As Florida confirms a substantial upswing in virus cases statewide, Miami Mayor Francis Suarez said the city would not transition into its third reopening phase in a Monday announcement, pointing to increasing local diagnosis numbers.

"As it stands, we are not ready for Phase 3. Although hospitalizations have remained consistent, the overall number of positive cases has increased and even the number of positive cases proportional to testing has slightly increased," Suarez wrote on Twitter.

This includes increased overall testing, Memorial Day, and a particular uptick in cases between 18-35 year olds. Based on the graphs below and recommendations from our team of experts, we are not currently contemplating a stay at home order or re-closing businesses in the City. pic.twitter.com/xTokT4o2fC

— Mayor Francis Suarez (@FrancisSuarez) June 15, 2020

Nashville Mayor John Cooper and Baltimore Mayor Bernard Young also announced plans to temporary stall reopening developments in their cities last week. Though Young's guidelines permitted a number of Baltimore establishments to resume limited operations on Friday under the city's first reopening phase, he said bars, casinos and other dense indoor gathering spaces would remain closed.

In light of elevated case counts confirmed over the past two weeks, Cooper said on Thursday that Nashville would continue to reopen under Phase 2 of the city's guidelines "while carefully observing" daily public health data, according to News 4 Nashville.

Newsweek reached out to the offices of Brown, Herbert, Young and Cooper for additional comments but did not receive replies in time for publication.

Reports from public health departments in 22 states—California, Nevada, New Mexico, Arizona, Arkansas, Texas, Oklahoma, Oregon, North Carolina, South Carolina, Florida, Alabama, Alaska, Hawaii, Utah, Georgia, Wyoming, Washington, Louisiana, Montana, Missouri and Mississippi—show upward trending virus counts since the start of June. Several states have seen record-high numbers in terms of cases as well as hospitalizations, with at least 14 confirming their largest seven-day diagnosis average during the first week of the month.
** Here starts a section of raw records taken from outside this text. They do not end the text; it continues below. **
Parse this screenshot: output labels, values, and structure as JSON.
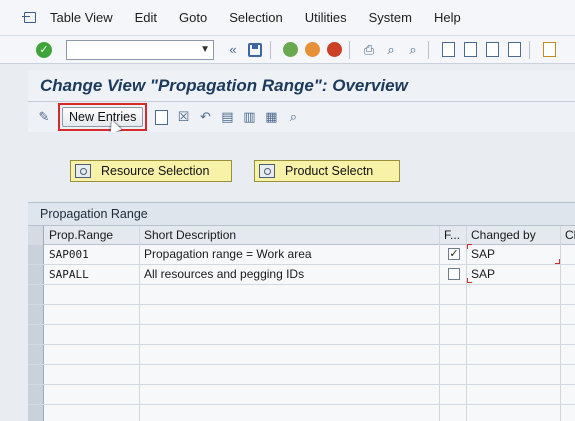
{
  "menu": {
    "items": [
      {
        "label": "Table View"
      },
      {
        "label": "Edit"
      },
      {
        "label": "Goto"
      },
      {
        "label": "Selection"
      },
      {
        "label": "Utilities"
      },
      {
        "label": "System"
      },
      {
        "label": "Help"
      }
    ]
  },
  "toolbar": {
    "command_field_value": "",
    "icons": [
      "check-icon",
      "save-icon",
      "back-icon",
      "exit-icon",
      "cancel-icon",
      "print-icon",
      "find-icon",
      "find-next-icon",
      "first-page-icon",
      "previous-page-icon",
      "next-page-icon",
      "last-page-icon",
      "new-session-icon"
    ]
  },
  "header": {
    "title": "Change View \"Propagation Range\": Overview"
  },
  "app_toolbar": {
    "new_entries_label": "New Entries",
    "icons": [
      "display-change-icon",
      "copy-as-icon",
      "delete-icon",
      "undo-icon",
      "select-all-icon",
      "select-block-icon",
      "deselect-all-icon",
      "details-icon"
    ]
  },
  "buttons": {
    "resource_selection": "Resource Selection",
    "product_selection": "Product Selectn"
  },
  "table": {
    "caption": "Propagation Range",
    "columns": [
      "Prop.Range",
      "Short Description",
      "F...",
      "Changed by",
      "Ch"
    ],
    "rows": [
      {
        "prop_range": "SAP001",
        "description": "Propagation range = Work area",
        "flag": true,
        "changed_by": "SAP"
      },
      {
        "prop_range": "SAPALL",
        "description": "All resources and pegging IDs",
        "flag": false,
        "changed_by": "SAP"
      }
    ],
    "empty_rows": 7
  },
  "colors": {
    "highlight_red": "#d42a2a",
    "selection_button_yellow": "#f7f2a8",
    "title_blue": "#1b3a5c"
  }
}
Utah reopening
A Zion National Park employee wears a mask upon arriving to the park on May 15, when Utah began to reopen. In response to a recent increase in new cases, Governor Gary Herbert said most areas of the state would remain in the "yellow" reopening phase last week. George Frey/Getty

Although Alabama has not formally curtailed reopening plans, the state's Department of Public Health released a statement on Friday encouraging residents to stay at home. Alabama, among the first wave of U.S. states to reopen at the end of April, set new daily diagnosis record on Friday, with 1,075 cases, breaking its previous record of 841 daily cases on Wednesday. The number of additional cases confirmed on Saturday fell below Friday's record by less than 100 cases.

"COVID-19 spreads quickly, and your actions affect others," said Alabama State Health Officer Dr. Scott Harris in Friday's news release. "More than ever since the pandemic began, we need people to social distance, wear face coverings in public, and practice good respiratory hygiene."

More than 2.1 million people have tested positive for the coronavirus in the U.S. as of Tuesday morning, according to Johns Hopkins University's tracker. At least 116,127 have died as a result. The U.S. continues to surpass national case counts reported by other countries, with New York, New Jersey, California, Illinois, Massachusetts, Texas, Pennsylvania, Michigan, Maryland and Georgia confirming the highest overall totals.